**WHAT TO DO:** In the records below, work out how many lines hold the word "meta". Report the number alone.

**RAW DATA:**

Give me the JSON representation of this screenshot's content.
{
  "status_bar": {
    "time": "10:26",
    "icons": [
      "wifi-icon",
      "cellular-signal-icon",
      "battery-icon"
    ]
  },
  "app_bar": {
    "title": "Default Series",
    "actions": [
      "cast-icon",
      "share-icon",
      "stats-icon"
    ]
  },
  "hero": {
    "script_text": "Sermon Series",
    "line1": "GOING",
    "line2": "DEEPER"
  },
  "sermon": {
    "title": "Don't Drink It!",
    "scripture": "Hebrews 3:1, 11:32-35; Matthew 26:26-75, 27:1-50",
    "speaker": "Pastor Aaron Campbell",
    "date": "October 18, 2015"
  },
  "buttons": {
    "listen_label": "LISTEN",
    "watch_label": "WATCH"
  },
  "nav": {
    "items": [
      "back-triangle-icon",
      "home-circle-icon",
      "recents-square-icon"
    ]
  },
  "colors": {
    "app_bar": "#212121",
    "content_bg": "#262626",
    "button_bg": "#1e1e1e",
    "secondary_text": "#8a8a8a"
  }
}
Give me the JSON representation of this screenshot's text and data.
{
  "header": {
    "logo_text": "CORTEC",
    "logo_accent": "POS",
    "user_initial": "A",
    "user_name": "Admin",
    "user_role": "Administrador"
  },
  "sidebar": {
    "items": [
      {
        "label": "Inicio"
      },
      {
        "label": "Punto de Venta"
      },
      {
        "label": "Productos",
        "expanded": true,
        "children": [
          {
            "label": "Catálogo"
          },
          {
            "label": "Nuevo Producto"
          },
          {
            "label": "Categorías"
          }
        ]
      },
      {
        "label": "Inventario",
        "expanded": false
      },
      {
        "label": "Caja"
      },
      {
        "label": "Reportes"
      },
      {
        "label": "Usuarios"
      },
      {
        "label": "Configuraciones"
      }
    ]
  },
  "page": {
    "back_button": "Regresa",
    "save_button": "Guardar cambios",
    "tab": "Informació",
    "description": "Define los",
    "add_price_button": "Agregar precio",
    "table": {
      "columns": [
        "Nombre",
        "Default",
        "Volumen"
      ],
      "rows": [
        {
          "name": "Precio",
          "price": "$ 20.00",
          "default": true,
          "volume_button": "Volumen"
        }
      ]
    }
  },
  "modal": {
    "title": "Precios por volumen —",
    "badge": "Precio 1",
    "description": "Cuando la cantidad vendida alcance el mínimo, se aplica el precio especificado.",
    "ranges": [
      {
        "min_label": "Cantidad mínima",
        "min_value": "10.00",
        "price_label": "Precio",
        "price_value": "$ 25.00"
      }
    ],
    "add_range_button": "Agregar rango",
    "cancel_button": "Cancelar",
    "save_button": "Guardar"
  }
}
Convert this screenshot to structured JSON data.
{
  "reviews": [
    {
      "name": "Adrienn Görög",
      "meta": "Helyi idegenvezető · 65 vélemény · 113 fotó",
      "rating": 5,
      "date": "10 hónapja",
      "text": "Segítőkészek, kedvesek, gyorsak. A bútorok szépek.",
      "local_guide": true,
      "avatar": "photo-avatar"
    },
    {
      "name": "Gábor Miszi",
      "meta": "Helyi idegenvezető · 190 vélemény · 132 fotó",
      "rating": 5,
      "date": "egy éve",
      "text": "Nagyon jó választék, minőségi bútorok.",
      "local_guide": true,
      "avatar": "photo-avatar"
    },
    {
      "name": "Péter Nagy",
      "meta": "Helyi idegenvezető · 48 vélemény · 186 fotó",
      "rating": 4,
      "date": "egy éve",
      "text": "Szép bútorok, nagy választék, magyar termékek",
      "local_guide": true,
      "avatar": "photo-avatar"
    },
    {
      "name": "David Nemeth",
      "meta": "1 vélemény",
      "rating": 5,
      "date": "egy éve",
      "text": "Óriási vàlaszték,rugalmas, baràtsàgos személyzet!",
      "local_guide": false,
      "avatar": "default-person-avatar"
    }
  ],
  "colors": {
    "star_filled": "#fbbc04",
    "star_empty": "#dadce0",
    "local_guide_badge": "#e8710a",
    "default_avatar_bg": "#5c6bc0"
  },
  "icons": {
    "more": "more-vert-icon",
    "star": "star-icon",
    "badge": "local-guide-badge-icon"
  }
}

**WRITTEN ANSWER:** 4